In the entries below, find the lines with the word "time" and copy them.

⟨

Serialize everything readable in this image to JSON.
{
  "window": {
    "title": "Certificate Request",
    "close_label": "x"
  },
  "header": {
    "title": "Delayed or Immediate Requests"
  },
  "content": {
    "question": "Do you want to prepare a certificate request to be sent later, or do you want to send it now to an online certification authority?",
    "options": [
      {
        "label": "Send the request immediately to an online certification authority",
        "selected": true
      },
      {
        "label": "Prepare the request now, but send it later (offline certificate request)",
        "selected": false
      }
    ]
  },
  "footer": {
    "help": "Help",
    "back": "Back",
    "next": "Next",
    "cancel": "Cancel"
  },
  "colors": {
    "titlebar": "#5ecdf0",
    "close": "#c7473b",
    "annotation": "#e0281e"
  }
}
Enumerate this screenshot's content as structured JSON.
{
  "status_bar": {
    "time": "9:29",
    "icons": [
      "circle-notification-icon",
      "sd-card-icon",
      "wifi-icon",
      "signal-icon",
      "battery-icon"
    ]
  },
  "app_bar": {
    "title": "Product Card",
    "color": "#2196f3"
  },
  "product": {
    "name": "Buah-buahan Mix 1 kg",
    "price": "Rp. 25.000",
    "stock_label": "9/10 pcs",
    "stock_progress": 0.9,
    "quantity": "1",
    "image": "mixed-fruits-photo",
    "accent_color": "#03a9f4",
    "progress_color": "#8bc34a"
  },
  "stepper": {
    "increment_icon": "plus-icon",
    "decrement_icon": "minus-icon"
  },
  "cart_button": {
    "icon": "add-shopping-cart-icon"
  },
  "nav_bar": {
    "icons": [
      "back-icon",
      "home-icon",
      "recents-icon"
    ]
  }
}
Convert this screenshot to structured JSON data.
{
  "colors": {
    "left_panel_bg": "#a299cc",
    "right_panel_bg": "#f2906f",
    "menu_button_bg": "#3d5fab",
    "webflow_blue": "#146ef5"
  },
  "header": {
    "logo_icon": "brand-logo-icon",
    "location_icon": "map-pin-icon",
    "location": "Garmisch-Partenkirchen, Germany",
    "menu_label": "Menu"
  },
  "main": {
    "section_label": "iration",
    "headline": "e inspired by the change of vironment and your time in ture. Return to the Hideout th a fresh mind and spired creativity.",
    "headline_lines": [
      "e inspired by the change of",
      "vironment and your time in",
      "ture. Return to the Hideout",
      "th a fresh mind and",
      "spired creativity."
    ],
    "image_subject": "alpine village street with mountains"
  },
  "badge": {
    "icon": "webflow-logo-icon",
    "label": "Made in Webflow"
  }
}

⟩

*Answer box:*
    "time": "9:29",
    "headline": "e inspired by the change of vironment and your time in ture. Return to the Hideout th a fresh mind and spired creativity.",
      "vironment and your time in",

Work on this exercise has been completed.